Stored items from a collection:
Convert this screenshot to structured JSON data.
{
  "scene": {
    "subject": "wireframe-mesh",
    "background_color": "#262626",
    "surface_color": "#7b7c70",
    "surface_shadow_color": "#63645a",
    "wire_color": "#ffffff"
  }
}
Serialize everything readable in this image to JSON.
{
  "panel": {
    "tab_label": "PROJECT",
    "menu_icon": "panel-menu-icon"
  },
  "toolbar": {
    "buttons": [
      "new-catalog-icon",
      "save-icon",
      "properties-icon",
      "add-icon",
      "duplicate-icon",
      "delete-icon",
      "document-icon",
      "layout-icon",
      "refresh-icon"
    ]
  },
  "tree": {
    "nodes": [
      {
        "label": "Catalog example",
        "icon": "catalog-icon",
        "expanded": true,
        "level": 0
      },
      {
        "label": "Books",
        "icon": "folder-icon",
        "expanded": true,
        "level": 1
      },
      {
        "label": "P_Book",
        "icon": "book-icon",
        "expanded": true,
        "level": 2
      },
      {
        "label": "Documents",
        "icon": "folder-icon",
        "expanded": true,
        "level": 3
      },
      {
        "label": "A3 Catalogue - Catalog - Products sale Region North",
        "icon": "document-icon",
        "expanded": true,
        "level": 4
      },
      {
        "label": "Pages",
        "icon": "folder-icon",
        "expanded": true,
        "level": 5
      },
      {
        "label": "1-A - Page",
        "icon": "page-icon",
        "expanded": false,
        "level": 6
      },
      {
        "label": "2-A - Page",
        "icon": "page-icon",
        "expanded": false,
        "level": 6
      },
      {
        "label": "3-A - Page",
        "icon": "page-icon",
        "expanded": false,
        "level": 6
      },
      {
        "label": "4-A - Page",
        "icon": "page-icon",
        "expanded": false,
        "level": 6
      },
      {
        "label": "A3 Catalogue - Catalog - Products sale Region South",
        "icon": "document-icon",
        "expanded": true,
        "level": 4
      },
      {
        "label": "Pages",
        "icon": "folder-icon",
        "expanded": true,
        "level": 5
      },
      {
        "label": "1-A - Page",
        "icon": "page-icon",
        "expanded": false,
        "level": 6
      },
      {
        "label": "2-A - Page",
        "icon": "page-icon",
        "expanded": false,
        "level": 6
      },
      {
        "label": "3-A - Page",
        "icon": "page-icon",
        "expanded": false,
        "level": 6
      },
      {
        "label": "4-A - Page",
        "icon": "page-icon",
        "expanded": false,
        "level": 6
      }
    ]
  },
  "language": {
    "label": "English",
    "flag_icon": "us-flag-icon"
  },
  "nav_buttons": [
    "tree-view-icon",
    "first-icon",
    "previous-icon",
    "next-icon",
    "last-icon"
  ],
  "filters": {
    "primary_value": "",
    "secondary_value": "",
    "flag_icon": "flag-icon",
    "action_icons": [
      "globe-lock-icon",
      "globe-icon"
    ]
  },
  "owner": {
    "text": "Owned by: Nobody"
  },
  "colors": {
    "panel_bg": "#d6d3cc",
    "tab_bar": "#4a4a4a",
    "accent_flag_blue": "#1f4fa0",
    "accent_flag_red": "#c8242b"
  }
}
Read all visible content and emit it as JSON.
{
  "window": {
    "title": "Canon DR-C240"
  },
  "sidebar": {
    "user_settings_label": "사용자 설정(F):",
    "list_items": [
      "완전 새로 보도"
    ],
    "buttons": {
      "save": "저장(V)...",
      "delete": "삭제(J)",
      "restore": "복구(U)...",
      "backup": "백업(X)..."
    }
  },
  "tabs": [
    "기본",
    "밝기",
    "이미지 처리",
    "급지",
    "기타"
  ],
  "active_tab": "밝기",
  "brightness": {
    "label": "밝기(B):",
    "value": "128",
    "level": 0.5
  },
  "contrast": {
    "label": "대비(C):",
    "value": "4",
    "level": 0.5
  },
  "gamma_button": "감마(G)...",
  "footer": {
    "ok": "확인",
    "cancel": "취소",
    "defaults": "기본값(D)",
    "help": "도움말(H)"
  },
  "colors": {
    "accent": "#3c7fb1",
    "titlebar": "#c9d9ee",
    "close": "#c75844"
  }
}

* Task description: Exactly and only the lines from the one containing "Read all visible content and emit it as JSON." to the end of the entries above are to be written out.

* Solution to the problem:
Read all visible content and emit it as JSON.
{
  "window": {
    "title": "Canon DR-C240"
  },
  "sidebar": {
    "user_settings_label": "사용자 설정(F):",
    "list_items": [
      "완전 새로 보도"
    ],
    "buttons": {
      "save": "저장(V)...",
      "delete": "삭제(J)",
      "restore": "복구(U)...",
      "backup": "백업(X)..."
    }
  },
  "tabs": [
    "기본",
    "밝기",
    "이미지 처리",
    "급지",
    "기타"
  ],
  "active_tab": "밝기",
  "brightness": {
    "label": "밝기(B):",
    "value": "128",
    "level": 0.5
  },
  "contrast": {
    "label": "대비(C):",
    "value": "4",
    "level": 0.5
  },
  "gamma_button": "감마(G)...",
  "footer": {
    "ok": "확인",
    "cancel": "취소",
    "defaults": "기본값(D)",
    "help": "도움말(H)"
  },
  "colors": {
    "accent": "#3c7fb1",
    "titlebar": "#c9d9ee",
    "close": "#c75844"
  }
}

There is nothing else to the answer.